▶ [What is being asked]: All lines in the records below that hold "abbr" are to be shown.

Collected data entries:
==================================================

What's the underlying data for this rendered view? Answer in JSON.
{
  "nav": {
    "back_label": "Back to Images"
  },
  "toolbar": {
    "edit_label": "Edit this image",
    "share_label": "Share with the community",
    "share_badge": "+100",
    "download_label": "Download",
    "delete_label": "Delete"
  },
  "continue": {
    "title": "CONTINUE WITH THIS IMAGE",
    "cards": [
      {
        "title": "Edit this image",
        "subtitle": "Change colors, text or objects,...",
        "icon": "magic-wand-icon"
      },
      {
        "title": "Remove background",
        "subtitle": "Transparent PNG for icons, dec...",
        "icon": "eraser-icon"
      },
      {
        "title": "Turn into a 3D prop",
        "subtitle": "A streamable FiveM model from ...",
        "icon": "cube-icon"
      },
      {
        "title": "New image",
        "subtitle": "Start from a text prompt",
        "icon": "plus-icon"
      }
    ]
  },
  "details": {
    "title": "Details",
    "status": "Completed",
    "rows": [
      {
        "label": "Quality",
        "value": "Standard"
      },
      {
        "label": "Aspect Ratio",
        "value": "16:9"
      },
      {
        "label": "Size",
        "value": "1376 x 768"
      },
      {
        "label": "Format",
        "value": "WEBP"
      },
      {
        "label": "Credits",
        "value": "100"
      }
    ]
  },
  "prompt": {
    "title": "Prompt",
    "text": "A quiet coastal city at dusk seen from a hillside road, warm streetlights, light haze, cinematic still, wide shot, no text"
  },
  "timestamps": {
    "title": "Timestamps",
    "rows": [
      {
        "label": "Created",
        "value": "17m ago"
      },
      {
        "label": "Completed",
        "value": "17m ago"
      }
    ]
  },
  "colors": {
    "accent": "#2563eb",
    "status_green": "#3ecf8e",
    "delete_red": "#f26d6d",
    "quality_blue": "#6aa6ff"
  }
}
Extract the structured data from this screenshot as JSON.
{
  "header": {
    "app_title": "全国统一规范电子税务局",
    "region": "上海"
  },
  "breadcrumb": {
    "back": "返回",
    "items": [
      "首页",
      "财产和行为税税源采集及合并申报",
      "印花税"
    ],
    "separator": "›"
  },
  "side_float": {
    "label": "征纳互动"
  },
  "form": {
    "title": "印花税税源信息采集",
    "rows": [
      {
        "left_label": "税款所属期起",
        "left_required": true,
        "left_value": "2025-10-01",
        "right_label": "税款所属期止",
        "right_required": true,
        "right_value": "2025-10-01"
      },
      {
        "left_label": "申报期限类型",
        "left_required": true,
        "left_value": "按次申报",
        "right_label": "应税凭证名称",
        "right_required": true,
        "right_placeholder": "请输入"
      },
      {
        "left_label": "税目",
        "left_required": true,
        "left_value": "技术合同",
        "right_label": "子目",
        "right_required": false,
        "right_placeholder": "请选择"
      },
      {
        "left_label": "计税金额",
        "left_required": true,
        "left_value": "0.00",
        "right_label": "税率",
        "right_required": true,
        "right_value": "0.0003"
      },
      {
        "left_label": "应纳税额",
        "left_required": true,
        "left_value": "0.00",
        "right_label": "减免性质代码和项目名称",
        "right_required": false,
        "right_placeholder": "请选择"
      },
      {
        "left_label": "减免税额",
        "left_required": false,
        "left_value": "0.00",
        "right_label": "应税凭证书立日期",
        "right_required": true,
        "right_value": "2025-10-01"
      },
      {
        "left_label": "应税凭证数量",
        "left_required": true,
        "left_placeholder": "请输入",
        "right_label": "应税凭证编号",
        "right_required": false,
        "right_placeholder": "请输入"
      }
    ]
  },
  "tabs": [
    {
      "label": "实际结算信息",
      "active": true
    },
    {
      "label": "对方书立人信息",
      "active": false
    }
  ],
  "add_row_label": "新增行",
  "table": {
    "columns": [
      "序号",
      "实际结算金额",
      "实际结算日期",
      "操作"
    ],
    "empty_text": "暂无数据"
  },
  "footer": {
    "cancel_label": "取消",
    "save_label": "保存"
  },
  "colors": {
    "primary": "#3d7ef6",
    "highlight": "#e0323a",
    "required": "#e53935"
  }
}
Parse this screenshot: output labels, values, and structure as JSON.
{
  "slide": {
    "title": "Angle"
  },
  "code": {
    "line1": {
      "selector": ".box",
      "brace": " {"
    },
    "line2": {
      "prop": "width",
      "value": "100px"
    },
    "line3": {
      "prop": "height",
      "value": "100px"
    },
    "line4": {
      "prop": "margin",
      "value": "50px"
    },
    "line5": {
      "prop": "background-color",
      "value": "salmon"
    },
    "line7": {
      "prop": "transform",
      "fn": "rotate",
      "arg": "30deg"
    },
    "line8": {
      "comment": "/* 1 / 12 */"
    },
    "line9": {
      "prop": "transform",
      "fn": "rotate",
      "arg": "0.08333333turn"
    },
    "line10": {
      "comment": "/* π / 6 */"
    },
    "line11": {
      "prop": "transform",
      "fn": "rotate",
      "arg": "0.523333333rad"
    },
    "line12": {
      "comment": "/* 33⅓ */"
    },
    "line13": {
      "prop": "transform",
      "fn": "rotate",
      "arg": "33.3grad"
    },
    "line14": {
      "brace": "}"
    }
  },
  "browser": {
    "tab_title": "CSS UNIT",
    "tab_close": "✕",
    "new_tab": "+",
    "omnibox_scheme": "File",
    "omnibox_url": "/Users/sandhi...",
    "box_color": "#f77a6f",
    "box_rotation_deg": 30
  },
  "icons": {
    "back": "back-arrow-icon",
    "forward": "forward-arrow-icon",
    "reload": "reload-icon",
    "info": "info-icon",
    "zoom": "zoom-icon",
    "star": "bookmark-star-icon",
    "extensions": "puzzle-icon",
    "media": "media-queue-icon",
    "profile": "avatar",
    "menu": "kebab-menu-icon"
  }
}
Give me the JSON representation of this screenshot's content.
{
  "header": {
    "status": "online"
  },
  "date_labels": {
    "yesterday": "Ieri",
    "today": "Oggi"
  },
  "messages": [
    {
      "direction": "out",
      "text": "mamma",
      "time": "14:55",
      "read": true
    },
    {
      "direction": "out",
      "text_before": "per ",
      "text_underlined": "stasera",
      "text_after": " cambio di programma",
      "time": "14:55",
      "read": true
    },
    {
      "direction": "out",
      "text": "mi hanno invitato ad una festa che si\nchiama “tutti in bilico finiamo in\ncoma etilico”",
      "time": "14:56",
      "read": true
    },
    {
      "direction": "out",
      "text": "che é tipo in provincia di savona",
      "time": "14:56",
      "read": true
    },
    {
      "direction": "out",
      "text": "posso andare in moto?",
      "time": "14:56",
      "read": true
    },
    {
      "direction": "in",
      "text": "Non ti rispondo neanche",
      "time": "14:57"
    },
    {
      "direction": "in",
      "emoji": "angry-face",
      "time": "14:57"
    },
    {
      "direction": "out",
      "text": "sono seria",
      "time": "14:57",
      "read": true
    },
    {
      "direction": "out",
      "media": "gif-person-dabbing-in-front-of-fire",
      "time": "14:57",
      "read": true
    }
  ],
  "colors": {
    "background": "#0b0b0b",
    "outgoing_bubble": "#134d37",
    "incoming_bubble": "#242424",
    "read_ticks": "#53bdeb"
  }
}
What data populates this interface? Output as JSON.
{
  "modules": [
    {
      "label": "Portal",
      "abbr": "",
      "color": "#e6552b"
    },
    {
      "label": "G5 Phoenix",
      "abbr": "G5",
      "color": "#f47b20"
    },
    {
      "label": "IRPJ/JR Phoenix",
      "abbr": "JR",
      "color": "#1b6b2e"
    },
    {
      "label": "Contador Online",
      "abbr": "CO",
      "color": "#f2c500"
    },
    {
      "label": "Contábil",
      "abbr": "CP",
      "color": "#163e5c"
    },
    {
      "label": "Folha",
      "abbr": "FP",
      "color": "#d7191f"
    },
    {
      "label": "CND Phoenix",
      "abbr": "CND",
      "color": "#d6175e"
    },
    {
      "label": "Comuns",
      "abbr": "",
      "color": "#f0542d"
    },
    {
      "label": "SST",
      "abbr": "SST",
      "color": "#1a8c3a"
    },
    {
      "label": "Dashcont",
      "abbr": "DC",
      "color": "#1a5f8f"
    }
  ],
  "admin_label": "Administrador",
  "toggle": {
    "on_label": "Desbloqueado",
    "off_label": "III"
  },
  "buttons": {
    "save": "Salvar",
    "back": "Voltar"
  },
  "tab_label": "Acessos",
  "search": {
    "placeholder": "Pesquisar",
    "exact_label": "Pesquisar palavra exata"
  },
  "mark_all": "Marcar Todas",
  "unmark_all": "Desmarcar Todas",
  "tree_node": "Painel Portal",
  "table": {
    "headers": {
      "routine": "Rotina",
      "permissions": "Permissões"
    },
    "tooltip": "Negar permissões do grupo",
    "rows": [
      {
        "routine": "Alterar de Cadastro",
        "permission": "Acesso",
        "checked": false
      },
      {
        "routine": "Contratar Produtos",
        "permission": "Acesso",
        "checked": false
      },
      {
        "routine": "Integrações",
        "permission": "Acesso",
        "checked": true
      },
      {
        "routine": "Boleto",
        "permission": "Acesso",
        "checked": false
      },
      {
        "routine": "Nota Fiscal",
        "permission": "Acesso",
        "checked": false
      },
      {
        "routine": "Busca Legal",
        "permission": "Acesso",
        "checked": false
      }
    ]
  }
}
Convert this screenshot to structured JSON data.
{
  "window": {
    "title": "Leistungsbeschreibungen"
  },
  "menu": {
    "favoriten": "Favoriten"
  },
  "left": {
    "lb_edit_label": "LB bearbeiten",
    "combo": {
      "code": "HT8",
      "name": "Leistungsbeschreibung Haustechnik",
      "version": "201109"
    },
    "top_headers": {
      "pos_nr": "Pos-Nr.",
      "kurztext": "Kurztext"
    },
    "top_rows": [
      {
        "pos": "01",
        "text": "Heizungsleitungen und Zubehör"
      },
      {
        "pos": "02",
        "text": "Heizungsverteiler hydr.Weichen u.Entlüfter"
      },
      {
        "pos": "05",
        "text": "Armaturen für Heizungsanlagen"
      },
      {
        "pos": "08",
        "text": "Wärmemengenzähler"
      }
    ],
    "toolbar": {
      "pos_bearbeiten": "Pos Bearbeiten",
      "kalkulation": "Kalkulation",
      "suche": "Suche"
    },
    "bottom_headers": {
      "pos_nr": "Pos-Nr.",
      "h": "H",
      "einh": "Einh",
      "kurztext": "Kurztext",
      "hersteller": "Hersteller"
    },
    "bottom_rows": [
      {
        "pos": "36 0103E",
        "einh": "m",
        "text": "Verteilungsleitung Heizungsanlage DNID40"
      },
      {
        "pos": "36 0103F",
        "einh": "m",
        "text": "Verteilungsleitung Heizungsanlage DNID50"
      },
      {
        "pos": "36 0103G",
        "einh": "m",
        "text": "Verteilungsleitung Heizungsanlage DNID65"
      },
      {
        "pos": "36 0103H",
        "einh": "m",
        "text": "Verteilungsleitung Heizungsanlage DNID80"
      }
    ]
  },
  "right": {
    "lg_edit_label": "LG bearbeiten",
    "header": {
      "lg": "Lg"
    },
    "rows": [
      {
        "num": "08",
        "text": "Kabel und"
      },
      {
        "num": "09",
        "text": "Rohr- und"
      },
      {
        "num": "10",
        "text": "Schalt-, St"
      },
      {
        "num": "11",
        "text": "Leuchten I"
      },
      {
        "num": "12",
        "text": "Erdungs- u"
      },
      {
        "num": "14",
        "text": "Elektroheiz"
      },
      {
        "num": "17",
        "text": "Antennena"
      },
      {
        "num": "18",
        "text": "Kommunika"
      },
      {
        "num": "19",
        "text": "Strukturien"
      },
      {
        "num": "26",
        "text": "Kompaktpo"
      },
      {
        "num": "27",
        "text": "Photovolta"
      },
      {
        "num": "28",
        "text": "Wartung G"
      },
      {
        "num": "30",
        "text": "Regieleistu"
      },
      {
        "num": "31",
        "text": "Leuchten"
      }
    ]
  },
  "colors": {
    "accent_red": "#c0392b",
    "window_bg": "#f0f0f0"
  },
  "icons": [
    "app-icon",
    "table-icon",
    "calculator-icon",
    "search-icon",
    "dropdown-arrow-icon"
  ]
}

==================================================

▶ [Exercise output]:
      "abbr": "",
      "abbr": "G5",
      "abbr": "JR",
      "abbr": "CO",
      "abbr": "CP",
      "abbr": "FP",
      "abbr": "CND",
      "abbr": "",
      "abbr": "SST",
      "abbr": "DC",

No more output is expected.